Acetone-Butanol-Ethanol (ABE), an intermediate product in the ABE fermentation process for producing bio-butanol, is considered a promising alternative fuel because it not only preserves the advantages of oxygenated fuel which typically emit less pollutants compared to conventional diesel, but also lowers the cost of fuel recovery for each individual component during the fermentation. With the development of advanced ABE fermentation technology, the volumetric percentage of acetone, butanol and ethanol in the bio-solvents can be precisely controlled. In this respect, it is desirable to estimate the performance of different ABE blends to determine the best blend and optimize the production process accordingly. ABE fuels with different component ratio, (A: B: E: 6:3:1; 3:6:1; 0:10:0, vol. %), were blended with diesel and tested in a constant volume chamber.
Technical Paper

A Preliminary Investigation of the Performance and Emissions of a Port-Fuel Injected SI Engine Fueled with Acetone-Butanol-Ethanol (ABE) and Gasoline

Alcohols, because of their potential to be produced from renewable sources and their characteristics suitable for clean combustion, are considered potential fuels which can be blended with fossil-based gasoline for use in internal combustion engines. As such, n-butanol has received a lot of attention in this regard and has shown to be a possible alternative to pure gasoline. The main issue preventing butanol's use in modern engines is its relatively high cost of production. Acetone-Butanol-Ethanol (ABE) fermentation is one of the major methods to produce bio-butanol. The goal of this study is to investigate the combustion characteristics of the intermediate product in butanol production, namely ABE, and hence evaluate its potential as an alternative fuel. Acetone, n-butanol and ethanol were blended in a 3:6:1 volume ratio and then splash blended with pure ethanol-free gasoline with volumetric ratios of 0%, 20%, 40% to create various fuel blends.
Journal Article

Spray Visualization and Characterization of a Dual-Fuel Injector using Diesel and Gasoline

This paper focuses on the spray and atomization characteristics of a Dual-Fuel Injector (DFI) which includes a primary and a secondary fuel inlet. Three injectors were analyzed in this study. Apart from the DFI, two conventional diesel injectors were tested as baselines for comparison - a piezo-electric and a solenoid injector. The rail pressures ranged from 200 - 500 bar for the conventional injectors. The DFI was tested first as a single-fuel injector (by sealing the secondary inlet) at pressures ranging from 100 - 300 bar, and then in its dual-fuel mode with the primary inlet pressure ranging from 100 - 300 bar, and the secondary inlet at 25 bar higher than the primary pressure.
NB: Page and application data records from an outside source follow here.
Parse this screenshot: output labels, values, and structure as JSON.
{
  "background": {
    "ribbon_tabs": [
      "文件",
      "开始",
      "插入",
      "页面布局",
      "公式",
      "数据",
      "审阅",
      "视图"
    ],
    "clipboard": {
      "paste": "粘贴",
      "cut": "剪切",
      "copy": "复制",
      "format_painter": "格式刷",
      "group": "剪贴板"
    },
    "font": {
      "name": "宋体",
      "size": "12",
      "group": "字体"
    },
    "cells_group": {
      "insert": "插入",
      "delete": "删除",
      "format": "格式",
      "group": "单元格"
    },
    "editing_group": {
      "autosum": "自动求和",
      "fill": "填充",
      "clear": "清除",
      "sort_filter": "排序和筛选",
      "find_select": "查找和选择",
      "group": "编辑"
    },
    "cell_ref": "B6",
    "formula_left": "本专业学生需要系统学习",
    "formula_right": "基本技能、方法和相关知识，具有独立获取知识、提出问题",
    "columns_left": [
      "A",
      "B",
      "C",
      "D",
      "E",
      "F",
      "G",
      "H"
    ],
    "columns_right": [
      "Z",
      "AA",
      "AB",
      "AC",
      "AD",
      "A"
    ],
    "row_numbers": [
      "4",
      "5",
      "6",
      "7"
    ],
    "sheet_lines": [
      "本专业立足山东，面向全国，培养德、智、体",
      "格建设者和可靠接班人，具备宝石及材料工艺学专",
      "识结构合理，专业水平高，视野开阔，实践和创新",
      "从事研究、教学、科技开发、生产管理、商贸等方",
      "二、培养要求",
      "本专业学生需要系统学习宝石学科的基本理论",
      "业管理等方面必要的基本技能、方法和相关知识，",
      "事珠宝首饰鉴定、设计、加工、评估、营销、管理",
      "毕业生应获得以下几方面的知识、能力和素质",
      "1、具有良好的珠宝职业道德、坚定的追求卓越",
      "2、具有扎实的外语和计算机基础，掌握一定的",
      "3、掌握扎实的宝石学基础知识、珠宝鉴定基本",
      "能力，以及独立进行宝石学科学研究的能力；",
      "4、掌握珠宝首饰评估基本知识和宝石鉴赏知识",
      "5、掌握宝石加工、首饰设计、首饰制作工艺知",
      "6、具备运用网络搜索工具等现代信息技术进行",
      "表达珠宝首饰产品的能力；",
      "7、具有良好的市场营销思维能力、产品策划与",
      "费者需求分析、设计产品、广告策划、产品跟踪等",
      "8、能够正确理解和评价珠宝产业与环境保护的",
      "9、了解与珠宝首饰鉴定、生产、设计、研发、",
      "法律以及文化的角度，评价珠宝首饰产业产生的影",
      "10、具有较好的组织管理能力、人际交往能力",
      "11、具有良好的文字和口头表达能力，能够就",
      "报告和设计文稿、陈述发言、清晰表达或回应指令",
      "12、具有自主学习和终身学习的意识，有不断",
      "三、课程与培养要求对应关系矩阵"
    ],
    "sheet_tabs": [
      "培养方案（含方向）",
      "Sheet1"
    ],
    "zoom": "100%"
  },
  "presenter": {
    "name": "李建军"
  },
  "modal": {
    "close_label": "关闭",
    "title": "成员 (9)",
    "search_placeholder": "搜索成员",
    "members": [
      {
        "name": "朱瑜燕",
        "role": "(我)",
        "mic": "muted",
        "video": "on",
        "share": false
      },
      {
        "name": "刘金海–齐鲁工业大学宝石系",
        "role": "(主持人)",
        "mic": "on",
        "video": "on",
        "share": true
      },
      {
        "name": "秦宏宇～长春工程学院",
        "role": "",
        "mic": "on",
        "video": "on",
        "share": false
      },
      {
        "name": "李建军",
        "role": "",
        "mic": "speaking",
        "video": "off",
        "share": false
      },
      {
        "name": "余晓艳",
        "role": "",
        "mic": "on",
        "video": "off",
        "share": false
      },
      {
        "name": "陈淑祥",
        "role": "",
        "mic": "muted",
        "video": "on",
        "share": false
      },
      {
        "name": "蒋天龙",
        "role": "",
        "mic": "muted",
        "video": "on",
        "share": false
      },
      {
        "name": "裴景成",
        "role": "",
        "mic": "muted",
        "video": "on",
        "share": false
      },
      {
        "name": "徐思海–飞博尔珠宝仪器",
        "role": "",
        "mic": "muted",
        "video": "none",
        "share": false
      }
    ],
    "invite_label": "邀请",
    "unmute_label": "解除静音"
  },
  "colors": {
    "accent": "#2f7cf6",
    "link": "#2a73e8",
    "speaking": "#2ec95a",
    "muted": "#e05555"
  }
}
Injection duration of 0.5 ms was chosen for the experiment. High-speed Mie scattering images were recorded to capture the spray evolution. Phase Doppler Anemometry (PDA) measurements were conducted at different locations in the spray for the acquisition of droplet sizes and velocity distributions.